Nawaz Sharif, just removed from his elected position as Prime Minister of Pakistan has the dubious distinction of joining a long list of Prime Ministers, some of whom resigned (Chaudhry Mohammad Ali, Suharwardy, Chundrigar) or were assassinated (Liaquat Ali Khan), or were simply removed from office….all the rest, not counting those who were serving an interim term. The British newspaper, the Independent, calls this removal ‘a double edged sword’ for Pakistan, saying that this, yet another premature dismissal of an elected government, could reinforce the army’s grip over the country’s fate. Although the Independent is also right when it says later that the army already dictates in this country, and might no longer wish to ‘officially’ take over by means of a coup.
Note the contrast in dignity between earlier political figures of this country and those today.
When the verdict was announced, the PTI celebrated the Supreme Court’s verdict by distributing ladoo. Imran Khan praised the country’s judiciary for disqualifying Prime Minister Nawaz Sharif from office. Khan believes this verdict will help eliminate corruption from the country, and at a news conference called the disqualification a “good omen” for Pakistan, adding that everyone who looted the nation’s wealth should face a similar fate.
He then asked his party supporters and other countrymen to make their way to Islamabad to celebrate the opposition’s victory in a “battle against corrupt elements.” He of course will be there, along with his close supporters, most of whom are wealthy landowners and – well, very wealthy.
As I wrote this article, on Sunday, the PTI was getting ready for that celebratory rally in Rawalpindi. That rally that, as we saw, was full of those who expect the dismissal of the government to be a ‘new beginning’. How naïve can you get, to imagine the puppet is moving on its own with nothing in view except accountability? At least the Khan may claim the excuse of a bouncer to the head at some stage in his earlier career.
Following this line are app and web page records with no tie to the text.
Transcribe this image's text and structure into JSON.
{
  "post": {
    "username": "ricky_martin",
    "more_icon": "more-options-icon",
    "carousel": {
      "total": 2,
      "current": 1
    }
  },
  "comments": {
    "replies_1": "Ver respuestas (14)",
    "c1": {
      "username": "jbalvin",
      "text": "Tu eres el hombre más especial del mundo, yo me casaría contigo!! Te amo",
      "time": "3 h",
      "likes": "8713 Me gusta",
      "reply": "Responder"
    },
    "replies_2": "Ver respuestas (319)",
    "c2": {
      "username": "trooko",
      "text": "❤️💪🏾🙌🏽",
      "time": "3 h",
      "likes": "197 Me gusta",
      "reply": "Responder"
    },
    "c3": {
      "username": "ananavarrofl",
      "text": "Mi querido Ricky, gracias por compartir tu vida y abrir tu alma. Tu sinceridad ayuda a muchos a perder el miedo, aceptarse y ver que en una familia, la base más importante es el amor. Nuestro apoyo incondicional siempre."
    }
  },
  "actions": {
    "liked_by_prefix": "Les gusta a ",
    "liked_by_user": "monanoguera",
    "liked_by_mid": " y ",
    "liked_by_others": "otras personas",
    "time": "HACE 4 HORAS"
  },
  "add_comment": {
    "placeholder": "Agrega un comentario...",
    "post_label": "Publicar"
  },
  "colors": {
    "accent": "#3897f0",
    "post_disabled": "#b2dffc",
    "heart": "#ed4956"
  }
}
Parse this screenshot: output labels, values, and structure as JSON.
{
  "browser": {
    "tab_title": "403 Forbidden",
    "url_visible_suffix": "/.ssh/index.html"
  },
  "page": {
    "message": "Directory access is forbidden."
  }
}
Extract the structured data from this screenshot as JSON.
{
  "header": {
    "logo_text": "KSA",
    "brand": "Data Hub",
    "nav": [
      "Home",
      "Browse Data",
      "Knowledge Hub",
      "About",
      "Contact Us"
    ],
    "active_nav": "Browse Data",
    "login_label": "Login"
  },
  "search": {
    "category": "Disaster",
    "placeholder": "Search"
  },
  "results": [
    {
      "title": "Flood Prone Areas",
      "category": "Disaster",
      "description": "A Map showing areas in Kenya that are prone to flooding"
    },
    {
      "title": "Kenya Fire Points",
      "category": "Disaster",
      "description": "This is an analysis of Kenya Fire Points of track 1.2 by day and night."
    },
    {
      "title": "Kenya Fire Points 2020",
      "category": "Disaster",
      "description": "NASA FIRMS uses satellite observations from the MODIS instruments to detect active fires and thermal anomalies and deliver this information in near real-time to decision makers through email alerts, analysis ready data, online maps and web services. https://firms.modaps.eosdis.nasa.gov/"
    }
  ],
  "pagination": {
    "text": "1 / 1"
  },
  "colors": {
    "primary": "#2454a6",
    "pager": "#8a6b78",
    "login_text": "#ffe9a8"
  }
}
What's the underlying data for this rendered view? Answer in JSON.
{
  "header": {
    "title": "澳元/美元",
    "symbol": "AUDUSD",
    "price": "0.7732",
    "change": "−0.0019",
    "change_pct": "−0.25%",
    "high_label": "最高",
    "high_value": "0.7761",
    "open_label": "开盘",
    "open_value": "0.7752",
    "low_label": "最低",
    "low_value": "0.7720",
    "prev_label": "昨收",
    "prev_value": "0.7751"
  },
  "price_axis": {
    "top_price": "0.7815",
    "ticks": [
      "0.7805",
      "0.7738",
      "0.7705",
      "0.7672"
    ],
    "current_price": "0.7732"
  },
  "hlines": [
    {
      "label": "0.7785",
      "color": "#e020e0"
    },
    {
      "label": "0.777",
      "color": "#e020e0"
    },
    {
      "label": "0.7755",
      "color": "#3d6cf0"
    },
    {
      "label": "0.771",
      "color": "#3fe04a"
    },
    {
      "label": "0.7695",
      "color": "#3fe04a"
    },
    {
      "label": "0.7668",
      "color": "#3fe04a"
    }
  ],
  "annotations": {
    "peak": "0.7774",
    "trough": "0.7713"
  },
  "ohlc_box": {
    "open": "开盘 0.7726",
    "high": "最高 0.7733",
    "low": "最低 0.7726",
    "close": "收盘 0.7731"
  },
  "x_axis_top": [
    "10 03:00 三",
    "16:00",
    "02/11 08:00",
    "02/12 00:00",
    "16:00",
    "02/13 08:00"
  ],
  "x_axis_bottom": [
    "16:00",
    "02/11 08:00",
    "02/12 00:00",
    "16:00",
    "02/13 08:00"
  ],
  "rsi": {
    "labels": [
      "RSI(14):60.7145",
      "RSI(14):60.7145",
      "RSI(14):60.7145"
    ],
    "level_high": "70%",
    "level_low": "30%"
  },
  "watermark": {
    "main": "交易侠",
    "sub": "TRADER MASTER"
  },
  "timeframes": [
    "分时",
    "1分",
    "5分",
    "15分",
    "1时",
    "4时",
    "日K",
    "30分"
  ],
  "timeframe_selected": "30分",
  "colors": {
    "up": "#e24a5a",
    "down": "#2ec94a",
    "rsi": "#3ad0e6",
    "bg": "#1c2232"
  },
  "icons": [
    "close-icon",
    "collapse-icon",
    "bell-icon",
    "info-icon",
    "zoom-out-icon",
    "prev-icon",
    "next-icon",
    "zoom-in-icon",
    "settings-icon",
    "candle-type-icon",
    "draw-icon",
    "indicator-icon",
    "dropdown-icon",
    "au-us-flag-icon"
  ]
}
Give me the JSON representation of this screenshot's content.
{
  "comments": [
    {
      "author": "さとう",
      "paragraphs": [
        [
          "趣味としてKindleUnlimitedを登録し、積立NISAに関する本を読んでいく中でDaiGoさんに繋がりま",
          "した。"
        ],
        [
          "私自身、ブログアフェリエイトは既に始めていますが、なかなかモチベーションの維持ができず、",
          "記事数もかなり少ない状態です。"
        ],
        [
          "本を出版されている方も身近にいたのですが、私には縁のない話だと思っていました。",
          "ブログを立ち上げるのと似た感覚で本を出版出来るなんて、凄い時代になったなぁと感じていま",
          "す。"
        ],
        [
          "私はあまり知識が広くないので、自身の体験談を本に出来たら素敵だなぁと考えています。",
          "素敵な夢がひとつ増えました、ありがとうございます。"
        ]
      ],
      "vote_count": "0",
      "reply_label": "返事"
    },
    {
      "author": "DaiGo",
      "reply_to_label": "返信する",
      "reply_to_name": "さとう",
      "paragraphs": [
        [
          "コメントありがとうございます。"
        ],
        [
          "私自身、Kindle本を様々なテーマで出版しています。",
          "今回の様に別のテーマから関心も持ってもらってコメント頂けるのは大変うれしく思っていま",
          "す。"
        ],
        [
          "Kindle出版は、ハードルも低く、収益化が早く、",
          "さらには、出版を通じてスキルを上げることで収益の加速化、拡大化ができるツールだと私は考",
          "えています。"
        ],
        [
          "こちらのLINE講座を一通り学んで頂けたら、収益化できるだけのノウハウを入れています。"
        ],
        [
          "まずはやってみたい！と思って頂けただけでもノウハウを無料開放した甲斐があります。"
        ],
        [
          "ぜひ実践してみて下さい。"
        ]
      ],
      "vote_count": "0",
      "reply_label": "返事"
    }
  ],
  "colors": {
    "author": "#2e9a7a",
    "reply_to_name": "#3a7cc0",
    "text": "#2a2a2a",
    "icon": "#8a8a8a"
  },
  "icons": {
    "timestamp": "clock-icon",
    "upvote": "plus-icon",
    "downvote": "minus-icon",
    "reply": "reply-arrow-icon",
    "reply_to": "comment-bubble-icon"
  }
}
That the route to Sharif’s dismissal is paved by a million hollow blocks appears to be lost in the current mindless atmosphere. We have Imran Khan proudly saying on public television, that one of the judges on the bench that convicted Sharif told him to ‘bring the Panama Case to the Supreme Court, and he would handle the rest.’ Would you consider a man who admits to such communication with a Supreme Court judge – whether or not this claim is true – to have any inkling whatsoever of justice, much less governance and democracy? Do you really, truly want such a man as Prime Minister?
Do you really think that the verdict issued by a panel containing a judge who could say such a thing, even one who would be in contact with an interested party, to be valid?
Really, the stink in this public toilet is enough to make a person sick, but as hard to stomach is the fact that many people appear to think the stench is attar of roses.